Winnipeg's Jazz Magazine


you won’t forget me

Natalie Cole (1950–2015): Unforgettable

Written by:

When I was little my mother would play all types of music in our home, but what they all had in common was that they were, in her words, “feel-good music”—music that spoke to the soul, music that felt comfortable but also energizing. Natalie Cole, along with Frank Sinatra and Marvin Gaye and many other great musicians, fell into this category.

This past holiday I listened to Natalie Cole’s Christmas album Holly & Ivy (1994) and for the first time I was truly able to appreciate it. Her phrasing is simple but elegant, and her sweet voice soars effortlessly over the arrangements. I was stunned and sat fixated, listening to the whole record. It goes to show there are always more layers to discover in great music.

Natalie was the daughter of great jazz vocalist and pianist Nat “King” Cole. At first she did not follow in her father’s footsteps and refused to record jazz, instead turning to soul and blues. She looked up to artists like Aretha Franklin and Janis Joplin. Eventually she was approached by Chicago musicians-producers Chuck Jackson and Marvin Yancy, and she signed with Capitol Records, the same label as her father.

Her first record Inseparable (1975) had many hits, including the well-known song, “This Will Be (An Everlasting Love),” which earned her two out of the nine Grammy Awards she would win during her career. Sixteen years later she recorded Unforgettable… with Love (1991), a return to her familial roots with a focus on jazz standards. The title track is a beautiful duet with previously-recorded audio of her father singing. It’s truly enchanting to hear them sing together; their voices complement each other so well.

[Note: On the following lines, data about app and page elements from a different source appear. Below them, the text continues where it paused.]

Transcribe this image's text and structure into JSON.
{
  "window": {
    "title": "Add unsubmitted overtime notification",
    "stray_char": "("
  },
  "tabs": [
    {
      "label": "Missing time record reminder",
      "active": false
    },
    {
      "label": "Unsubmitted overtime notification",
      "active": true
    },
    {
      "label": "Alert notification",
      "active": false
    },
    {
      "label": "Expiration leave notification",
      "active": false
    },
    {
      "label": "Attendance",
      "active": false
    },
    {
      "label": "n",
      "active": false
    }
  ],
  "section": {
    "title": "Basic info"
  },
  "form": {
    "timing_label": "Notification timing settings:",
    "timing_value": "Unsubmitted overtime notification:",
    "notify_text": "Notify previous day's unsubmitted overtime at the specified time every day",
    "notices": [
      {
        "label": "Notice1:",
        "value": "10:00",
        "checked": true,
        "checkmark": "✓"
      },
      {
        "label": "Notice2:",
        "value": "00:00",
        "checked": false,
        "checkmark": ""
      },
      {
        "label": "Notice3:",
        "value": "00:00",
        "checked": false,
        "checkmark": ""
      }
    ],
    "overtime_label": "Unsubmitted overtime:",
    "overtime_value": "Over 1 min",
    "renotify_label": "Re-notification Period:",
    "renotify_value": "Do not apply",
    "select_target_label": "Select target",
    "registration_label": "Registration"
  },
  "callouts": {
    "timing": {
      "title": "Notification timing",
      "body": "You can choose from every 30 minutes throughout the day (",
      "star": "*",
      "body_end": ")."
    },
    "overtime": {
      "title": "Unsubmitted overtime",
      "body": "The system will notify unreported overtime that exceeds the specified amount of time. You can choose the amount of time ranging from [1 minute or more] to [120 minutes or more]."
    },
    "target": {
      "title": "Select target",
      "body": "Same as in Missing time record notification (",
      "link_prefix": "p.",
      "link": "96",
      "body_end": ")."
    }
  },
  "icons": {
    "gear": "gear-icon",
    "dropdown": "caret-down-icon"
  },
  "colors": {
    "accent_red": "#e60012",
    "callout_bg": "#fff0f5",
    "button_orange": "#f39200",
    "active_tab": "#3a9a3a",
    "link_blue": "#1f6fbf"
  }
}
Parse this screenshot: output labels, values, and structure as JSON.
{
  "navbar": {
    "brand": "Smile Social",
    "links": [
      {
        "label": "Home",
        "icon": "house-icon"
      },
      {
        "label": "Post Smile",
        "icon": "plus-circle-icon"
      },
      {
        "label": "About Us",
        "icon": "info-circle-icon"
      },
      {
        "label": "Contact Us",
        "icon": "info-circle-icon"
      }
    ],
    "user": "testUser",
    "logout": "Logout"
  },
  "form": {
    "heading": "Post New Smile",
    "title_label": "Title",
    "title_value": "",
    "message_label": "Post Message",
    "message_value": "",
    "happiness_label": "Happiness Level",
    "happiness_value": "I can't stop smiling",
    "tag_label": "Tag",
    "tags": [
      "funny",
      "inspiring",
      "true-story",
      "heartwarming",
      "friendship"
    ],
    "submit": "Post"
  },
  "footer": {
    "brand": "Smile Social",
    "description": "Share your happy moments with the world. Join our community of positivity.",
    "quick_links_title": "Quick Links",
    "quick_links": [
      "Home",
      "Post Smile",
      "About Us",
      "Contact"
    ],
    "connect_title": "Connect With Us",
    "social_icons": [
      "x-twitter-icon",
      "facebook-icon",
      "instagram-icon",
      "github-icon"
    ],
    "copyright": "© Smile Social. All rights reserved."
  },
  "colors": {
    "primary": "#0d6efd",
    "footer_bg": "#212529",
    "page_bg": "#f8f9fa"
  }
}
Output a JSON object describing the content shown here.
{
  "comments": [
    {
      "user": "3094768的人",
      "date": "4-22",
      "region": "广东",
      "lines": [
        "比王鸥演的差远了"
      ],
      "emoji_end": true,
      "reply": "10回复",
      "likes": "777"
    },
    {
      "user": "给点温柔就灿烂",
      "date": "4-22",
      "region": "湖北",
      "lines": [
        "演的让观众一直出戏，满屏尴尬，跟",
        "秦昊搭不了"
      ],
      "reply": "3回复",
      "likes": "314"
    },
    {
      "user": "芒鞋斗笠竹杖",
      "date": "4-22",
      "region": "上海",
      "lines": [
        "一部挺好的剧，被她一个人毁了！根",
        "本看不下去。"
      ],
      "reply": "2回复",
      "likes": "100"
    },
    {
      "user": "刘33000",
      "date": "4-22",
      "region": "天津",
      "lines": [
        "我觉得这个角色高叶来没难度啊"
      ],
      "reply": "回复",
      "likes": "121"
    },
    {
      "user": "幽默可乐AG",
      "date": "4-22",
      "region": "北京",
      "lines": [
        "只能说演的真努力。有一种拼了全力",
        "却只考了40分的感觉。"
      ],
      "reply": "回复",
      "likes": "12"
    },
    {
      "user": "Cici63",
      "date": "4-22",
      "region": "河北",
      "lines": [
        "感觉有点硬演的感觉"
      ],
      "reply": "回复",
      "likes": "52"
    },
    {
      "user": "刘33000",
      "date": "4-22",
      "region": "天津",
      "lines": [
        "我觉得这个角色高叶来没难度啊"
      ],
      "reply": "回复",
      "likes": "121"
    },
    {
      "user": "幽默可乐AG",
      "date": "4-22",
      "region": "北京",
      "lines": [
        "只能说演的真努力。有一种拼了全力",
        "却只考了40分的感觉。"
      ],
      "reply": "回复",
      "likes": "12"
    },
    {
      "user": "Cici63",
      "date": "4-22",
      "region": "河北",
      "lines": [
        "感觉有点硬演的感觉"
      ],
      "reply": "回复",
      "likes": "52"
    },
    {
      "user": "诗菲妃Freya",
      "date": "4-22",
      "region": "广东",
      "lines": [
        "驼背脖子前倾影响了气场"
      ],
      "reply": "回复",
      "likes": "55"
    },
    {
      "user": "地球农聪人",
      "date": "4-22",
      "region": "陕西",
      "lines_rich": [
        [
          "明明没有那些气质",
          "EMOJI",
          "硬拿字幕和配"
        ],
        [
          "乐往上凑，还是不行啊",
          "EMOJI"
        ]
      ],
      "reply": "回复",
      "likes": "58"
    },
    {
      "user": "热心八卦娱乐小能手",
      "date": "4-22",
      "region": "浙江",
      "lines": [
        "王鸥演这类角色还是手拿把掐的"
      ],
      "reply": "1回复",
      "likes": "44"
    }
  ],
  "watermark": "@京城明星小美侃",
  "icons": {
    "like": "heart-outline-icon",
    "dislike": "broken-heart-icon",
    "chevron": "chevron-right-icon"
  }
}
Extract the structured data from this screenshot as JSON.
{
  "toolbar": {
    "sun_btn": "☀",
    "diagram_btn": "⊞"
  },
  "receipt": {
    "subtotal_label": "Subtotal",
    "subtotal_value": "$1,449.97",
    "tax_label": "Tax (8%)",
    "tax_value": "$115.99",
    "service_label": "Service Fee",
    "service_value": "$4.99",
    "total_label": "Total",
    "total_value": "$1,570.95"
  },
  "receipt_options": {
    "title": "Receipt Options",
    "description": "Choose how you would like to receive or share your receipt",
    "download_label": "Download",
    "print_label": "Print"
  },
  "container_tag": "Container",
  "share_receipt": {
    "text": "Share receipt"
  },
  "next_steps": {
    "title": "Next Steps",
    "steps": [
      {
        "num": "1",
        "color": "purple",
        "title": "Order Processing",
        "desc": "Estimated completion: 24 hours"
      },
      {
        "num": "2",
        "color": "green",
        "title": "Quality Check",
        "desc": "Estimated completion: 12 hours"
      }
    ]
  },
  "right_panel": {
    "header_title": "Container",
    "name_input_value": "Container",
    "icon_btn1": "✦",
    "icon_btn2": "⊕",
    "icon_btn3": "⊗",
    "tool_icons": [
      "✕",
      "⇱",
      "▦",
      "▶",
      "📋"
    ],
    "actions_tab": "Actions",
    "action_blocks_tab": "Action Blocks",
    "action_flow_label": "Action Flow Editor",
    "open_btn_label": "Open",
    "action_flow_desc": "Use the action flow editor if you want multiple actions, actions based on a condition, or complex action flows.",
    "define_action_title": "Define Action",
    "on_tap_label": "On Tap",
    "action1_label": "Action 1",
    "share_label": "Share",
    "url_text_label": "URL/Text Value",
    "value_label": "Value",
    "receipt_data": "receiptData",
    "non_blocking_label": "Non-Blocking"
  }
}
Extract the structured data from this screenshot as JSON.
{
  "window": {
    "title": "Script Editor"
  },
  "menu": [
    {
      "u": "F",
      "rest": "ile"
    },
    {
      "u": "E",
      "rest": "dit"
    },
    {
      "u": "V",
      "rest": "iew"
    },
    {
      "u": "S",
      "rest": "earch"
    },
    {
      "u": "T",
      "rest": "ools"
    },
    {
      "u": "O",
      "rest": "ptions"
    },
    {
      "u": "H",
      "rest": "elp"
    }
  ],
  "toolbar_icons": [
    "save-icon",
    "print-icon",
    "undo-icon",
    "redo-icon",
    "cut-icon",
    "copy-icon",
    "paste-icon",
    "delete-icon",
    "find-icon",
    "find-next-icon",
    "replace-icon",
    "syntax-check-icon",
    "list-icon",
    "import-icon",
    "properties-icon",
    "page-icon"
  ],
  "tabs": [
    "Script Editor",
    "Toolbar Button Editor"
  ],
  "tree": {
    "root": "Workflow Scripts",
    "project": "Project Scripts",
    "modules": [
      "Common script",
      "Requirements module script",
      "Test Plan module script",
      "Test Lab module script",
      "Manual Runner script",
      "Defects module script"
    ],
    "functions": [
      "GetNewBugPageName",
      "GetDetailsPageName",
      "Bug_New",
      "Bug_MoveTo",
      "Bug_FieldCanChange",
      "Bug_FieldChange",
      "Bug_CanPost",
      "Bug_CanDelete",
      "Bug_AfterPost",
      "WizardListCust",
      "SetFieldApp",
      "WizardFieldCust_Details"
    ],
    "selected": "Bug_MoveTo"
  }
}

Take A Look (1993), Stardust (1996), and Still Unforgettable (2008) were all jazz recordings, and they show off her ability to transform familiar standards into something new. She sounds so comfortable singing all the tunes and for me, that is inspiring. Most times, if something sounds easy, it really isn’t—and she makes everything sound easy and flawless. I remember, in high school, learning “Willow Weep For Me” from her version on Still Unforgettable. I was blown away by her expressive voice—so bewitching, so alluring, so real…

Near the end of her life, Natalie recorded Natalie Cole En Español (2013), featuring many of the classics made famous by her father. The gorgeous bolero, “Acércate Mas,” again splices her father’s voice into a duet with his gifted daughter. The title means “come closer,” a beautiful description of what the recording does for them both and for us as listeners. I love the vibe of this tune—I just disappear from my life for two and a half minutes, and sway while the music paints colourful pictures in my head.

Natalie Cole died on the last day of 2015, at the age of 65. She didn’t have an easy life, but she leaves us with over twenty recordings to listen to, a memoir of a life expressed in music. She is truly “unforgettable.”


Copyright © 2016 dig! magazine.